Sydney’s Personal Statement – Stanford Application PROMPT: Imagine if something central to

Sydney’s Personal Statement – Stanford Application

PROMPT: Imagine if something central to your life was different than you know it to be. How would you and your experiences be different as a result?

Life experiences, as well as the world around them, shape young adults into the people they will become. I am proud and strong, yet a quiet and thoughtful student-athlete, daughter, and sister. Those are the attributes that matter most, however, there are other factors that have made me the person I am today. My country of birth and my native language are a central part of my personality, however, because my father was born and raised in Germany, I can imagine a life much different. My father came to Houston, Texas, where he met my mother after completing medical school in Germany. My brother and I have been blessed with a comfortable American childhood. I often wonder how my life, personality, and experiences might have been different if I had been raised in Germany.
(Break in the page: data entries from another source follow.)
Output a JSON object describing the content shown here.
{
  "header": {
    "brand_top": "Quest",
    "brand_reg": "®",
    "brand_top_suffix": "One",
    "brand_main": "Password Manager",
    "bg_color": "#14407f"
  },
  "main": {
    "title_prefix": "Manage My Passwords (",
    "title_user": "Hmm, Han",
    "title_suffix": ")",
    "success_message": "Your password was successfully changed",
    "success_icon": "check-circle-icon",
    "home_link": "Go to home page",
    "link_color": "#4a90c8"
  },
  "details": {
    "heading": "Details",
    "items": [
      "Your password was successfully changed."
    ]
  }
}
Imagining a life not lived is very difficult, but exposure to German culture allows me to do just that. Would my commitment to women’s rights and education remain the same? Would gymnastics fit differently into my life in another country? Would I have a similar fashion sensibility? Mostly I wonder how my social dynamics would be different. I intend to be a lifelong activist, fighting the inequalities women face. It was barely 100-years ago in the U.S. that women gained the right to vote. Women’s choice in Germany is compromised, the pay gap is less than ideal and there are fewer women involved in politics, comparatively speaking. It is no secret that women’s rights in Germany could stand to be improved upon. Assuming I was a citizen in Germany, working for change for women would most definitely be a driving force in my life.

During visits to my grandparents in Germany, not only did the language sound less inviting, but also the German people appeared more introverted and less expressive than Americans. This difference in culture seemed quite strange to me because my family is nothing if not expressive. We love family, food, friends and sports, and we are not quiet about it. Plus, we work really, really hard at everything we do. Between school and gymnastics my schedule is packed every day. It can be exhausting, but my passion and determination to succeed keeps me motivated. My dad says it is the German in me that is so driven.

Although, thanks to my father, the German ethos of hard work and tenacity infected every bone in my body, if I had been raised there would my passions be the same? Would gymnastics still be such a key part of my life? Would the music I love be the same? Would I still be as close to my family? I would be different without my experiences and the culture of home. Would I still be the same young lady I am now, fighting for women’s rights while simultaneously adoring fashion? Would I still be messy but also grossed out by a mess? Would I still be so driven yet love nothing more than to sleep away the day? These dichotomies make me who I am. Would I even still want to attend Stanford? I cannot imagine missing the chance to make unforgettable memories and lifelong friendships given the opportunity to become a student-athlete at Stanford.

One’s country of birth plays a central part in the development of their personality. My life has allowed me the unique opportunity to be born and raised in the United States but also hold close ties to my German heritage. Being exposed to two different cultures certainly and beneficially determined fundamental aspects of my character and my experiences. It is very challenging, yet intriguing to imagine how one’s life would be different, but it seems a certainty that many of the details that make me the person I am would look very different had I been raised in Germany. How could they not?

Newest revision on 11.2.2022 We made the conclusion shorter and less wordy. Omitted, well edited and moved the last sentence. Should we omit ‘How could they not?” I see where it can add a playful tone, but also from an academic standpoint it is completely unnecessary.

(It is at 649 words without the last sentence below that I think is maybe unnecessary. Let me know if you want that sentence, and I will need to cut some more in other spots. The sentence I am talking about was the last sentence of conclusion and it is in blue below. It kind of feels like pandering and does not really tie into the rest of essay).

“This exposure and appreciation for a different culture will greatly benefit me if I am given the opportunity to study at such an ethically and culturally diverse university as Stanford.”

STANFORD REVISION NOTES FOR HOPEFUL FINAL DRAFT: Talk more about expressing myself and how fashion really influences me and go more into depth. Never really answered the question, describing what would be different if raised in Germany vs. US. Focus on answering the question they are asking from the prompt. She said that it is better and going in the right direction. Why is fashion important to me as a person if I am going to talk about it explain what it mainly means to me as a person do not describe fashion in general but how it makes me who I am. Describe who I am and what I want them to know about me to impress them. The essay has a lot of topics, but how many do we want to focus on women’s rights, fashion, etc.??? I think we should take out fashion and talk more about women’s rights because Germany does not have very good women’s rights??? Basically, everything in my life has happened because I had the choice for things in America that I am passionate about like gymnastics and what I wear and we can talk about fashion in that if I was in Germany, I would not have the choice for women’s right and choices as to what I wear and what is my passion. ALSO, I THINK MAX WORDS IS 650…CORRECT?